C# has two kinds of data types, value types and reference types. Value type stores the value itself, whereas the reference type stores the address of the value where it is stored. Some predefined data types such as int, float, double, decimal, bool, char, etc. are value types and object, string, and array are reference types.

While working with these data types, you often need to convert value types to reference types or vice-versa. Because, both have different characteristics and .NET stores them differently in the memory, it must do some work internally to convert them from one type to another. These conversion processes are called boxing and unboxing.

What is boxing?

Boxing is the process of converting a value type to the object type or any interface type implemented by this value type. Boxing is implicit.

Example: Boxing
int i = 10;
object o = i; //performs boxing

In the above example, the integer variable i is assigned to object o. Since object type is a reference type and base class of all the classes in C#, an int can be assigned to an object type. This process of converting int to object is called boxing.

Let's look at a more practical example.

Example: Boxing
ArrayList list = new ArrayList();
list.Add(10); // boxing
list.Add("Bill");

Above, ArrayList is a class in C#, and so it is a reference type. We add an int value 10 in it. So, .NET will perform the boxing process here to assign value type to reference type.

Why named boxing?

You may be wondering, why is it named as boxing?

As you know, all the reference types stored on heap where it contains the address of the value and value type is just an actual value stored on the stack. Now, as shown in the first example, int i is assigned to object o. Object o must be an address and not a value itself. So, the CLR boxes the value type by creating a new System.Object on the heap and wraps the value of i in it and then assigns an address of that object to o. So, because the CLR creates a box on the heap that stores the value, the whole process is called 'Boxing'.

The following figure illustrates the boxing process.

Boxing

What is Unboxing?

Unboxing is the reverse of boxing. It is the process of converting a reference type to value type. Unboxing extract the value from the reference type and assign it to a value type.

Unboxing is explicit. It means we have to cast explicitly.

Example: Unboxing
object o = 10;
int i = (int)o; //performs unboxing

The following figure illustrates the unboxing process.

Unboxing in C#

A boxing conversion makes a copy of the value. So, changing the value of one variable will not impact others.

int i = 10;
object o = i; // boxing
o = 20;
Console.WriteLine(i); // output: 10

The casting of a boxed value is not permitted. The following will throw an exception.

Example: Invalid Conversion
int i = 10;
object o = i; // boxing
double d = (double)o; // runtime exception

First do unboxing and then do casting, as shown below.
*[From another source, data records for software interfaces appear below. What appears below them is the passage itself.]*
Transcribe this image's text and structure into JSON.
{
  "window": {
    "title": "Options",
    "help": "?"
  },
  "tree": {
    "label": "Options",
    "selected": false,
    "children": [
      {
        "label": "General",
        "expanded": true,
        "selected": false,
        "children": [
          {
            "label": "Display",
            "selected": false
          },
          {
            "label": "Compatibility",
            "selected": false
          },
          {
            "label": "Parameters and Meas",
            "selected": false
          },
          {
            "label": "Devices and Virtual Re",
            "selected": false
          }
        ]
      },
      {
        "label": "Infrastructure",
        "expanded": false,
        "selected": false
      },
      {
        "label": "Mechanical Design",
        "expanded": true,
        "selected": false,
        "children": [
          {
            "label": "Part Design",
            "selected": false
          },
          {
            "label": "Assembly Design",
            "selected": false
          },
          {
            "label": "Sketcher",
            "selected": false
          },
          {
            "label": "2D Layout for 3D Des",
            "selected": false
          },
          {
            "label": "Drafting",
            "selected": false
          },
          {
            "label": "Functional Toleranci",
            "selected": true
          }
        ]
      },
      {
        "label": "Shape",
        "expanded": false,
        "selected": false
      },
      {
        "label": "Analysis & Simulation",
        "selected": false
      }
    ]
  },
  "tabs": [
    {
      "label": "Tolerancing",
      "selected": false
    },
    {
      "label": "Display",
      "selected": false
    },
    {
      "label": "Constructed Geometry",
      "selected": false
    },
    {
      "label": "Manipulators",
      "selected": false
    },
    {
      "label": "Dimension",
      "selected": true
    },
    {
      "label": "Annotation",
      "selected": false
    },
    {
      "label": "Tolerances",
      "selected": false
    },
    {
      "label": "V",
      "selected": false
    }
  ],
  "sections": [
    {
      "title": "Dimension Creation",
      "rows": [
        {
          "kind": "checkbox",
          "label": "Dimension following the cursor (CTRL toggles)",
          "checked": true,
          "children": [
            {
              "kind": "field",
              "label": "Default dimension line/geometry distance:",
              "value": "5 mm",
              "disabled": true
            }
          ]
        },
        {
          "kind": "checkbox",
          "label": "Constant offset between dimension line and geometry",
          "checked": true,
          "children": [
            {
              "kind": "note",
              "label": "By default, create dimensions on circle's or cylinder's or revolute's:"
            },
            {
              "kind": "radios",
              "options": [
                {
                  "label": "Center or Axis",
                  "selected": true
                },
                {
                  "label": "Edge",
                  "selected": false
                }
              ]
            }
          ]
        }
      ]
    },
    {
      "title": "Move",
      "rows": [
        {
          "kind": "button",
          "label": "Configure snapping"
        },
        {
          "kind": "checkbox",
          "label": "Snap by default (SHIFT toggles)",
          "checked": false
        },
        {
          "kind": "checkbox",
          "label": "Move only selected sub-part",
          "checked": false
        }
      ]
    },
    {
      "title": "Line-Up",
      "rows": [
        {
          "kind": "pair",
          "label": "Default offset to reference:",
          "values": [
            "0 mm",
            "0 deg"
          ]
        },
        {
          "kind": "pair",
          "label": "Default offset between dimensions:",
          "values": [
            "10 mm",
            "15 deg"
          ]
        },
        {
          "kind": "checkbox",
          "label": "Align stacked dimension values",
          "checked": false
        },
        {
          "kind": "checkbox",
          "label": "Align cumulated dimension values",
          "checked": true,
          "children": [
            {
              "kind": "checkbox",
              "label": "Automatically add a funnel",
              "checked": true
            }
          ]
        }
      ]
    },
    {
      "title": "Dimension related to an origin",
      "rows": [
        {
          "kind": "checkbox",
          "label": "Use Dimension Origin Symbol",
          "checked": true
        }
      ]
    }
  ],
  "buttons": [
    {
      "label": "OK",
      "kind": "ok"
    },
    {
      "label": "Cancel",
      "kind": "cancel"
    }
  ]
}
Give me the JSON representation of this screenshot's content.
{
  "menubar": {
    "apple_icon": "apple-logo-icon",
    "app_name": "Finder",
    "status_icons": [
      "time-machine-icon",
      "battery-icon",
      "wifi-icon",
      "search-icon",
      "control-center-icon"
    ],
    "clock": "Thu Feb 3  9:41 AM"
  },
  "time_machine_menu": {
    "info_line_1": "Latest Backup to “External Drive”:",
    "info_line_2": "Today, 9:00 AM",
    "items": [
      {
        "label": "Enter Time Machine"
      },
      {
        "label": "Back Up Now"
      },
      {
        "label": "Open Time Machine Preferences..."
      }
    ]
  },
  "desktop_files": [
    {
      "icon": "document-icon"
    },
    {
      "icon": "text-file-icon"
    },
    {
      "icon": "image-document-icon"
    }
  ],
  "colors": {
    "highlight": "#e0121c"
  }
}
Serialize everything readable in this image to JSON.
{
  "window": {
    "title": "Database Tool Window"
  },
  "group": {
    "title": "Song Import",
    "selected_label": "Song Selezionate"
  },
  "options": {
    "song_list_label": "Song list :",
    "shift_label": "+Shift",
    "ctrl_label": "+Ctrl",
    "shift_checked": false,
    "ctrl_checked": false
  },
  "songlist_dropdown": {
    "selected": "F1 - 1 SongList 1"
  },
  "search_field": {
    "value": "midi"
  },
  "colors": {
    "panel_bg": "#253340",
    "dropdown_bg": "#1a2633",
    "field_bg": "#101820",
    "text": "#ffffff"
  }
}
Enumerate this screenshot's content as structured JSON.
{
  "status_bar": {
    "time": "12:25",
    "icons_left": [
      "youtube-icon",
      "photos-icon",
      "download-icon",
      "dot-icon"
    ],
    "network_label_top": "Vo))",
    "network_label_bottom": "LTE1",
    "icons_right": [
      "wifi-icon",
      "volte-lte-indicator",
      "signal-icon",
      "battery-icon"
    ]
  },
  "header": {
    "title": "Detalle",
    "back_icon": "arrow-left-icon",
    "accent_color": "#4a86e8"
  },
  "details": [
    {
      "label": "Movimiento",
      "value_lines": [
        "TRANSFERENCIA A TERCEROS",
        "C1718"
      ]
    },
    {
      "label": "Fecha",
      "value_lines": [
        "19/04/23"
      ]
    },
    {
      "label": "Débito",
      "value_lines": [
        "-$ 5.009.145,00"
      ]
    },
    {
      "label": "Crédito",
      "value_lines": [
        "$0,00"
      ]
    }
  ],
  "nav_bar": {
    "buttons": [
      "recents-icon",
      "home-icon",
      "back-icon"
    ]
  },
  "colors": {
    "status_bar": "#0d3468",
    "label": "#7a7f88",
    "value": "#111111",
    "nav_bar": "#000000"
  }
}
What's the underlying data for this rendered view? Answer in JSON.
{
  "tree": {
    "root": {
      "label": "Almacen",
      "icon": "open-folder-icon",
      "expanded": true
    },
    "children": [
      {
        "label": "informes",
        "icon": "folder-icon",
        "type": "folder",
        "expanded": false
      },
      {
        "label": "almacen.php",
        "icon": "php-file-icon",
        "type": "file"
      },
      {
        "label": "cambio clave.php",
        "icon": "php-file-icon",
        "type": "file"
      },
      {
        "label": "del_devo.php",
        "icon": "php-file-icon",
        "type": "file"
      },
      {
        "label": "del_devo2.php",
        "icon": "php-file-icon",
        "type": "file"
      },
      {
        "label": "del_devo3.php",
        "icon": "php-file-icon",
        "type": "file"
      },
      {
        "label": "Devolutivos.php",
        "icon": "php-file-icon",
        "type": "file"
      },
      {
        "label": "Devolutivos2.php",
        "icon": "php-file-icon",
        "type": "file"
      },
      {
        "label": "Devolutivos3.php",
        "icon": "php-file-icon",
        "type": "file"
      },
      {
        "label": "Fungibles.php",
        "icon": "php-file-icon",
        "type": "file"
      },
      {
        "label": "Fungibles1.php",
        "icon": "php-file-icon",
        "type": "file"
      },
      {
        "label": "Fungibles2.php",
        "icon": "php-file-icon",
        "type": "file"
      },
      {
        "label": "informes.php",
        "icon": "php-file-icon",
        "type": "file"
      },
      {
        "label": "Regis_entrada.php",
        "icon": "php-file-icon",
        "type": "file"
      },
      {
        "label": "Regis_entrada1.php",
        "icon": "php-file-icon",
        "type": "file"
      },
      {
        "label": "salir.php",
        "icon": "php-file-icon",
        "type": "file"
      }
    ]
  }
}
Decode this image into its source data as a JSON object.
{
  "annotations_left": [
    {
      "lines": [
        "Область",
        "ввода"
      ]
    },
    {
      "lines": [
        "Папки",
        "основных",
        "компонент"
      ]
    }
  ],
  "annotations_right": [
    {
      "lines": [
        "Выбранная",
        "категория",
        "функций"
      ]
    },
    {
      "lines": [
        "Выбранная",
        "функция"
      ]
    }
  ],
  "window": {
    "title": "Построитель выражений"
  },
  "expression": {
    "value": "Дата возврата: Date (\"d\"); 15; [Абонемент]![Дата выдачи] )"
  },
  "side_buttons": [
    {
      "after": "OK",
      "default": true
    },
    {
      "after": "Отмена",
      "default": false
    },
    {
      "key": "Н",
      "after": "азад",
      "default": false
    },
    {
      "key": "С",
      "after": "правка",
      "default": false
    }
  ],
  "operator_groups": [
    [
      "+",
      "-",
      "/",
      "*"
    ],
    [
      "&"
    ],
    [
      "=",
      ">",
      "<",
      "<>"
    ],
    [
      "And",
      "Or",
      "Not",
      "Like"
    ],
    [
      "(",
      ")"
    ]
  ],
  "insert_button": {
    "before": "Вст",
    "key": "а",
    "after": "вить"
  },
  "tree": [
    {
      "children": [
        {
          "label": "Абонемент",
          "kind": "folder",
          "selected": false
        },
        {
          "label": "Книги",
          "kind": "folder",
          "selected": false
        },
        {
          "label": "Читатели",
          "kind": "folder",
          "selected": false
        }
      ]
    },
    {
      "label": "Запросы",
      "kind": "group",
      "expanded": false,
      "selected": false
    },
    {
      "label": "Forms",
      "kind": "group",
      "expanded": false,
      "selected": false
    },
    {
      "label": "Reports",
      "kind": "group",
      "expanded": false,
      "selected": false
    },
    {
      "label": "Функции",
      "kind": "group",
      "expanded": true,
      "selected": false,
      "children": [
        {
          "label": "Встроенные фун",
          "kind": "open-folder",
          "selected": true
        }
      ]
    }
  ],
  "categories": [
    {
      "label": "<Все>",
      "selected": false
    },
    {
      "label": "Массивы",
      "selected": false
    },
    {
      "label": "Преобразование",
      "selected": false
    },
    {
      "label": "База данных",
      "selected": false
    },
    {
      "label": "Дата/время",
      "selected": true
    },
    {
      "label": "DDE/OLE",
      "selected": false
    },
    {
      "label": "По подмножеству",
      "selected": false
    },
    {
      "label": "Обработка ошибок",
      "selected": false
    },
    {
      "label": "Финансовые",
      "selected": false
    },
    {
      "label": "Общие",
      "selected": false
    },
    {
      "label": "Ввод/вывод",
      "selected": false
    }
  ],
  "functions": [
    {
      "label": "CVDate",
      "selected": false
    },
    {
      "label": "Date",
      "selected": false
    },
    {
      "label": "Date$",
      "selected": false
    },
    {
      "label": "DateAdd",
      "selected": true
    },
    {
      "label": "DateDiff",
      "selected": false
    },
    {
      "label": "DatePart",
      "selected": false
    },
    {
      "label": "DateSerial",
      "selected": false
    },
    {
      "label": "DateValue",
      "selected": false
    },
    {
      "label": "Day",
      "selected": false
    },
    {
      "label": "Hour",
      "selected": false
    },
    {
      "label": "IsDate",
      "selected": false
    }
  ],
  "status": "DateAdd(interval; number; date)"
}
Example: Valid Conversion
int i = 10;
object o = i; // boxing
double d = (double)(int)o; // valid
Note:
Boxing and unboxing degrade the performance. So, avoid using it. Use generics to avoid boxing and unboxing. For example, use List instead of ArrayList.

Read this interesting discussion on stackoverflow: Why do we need boxing and unboxing in C#?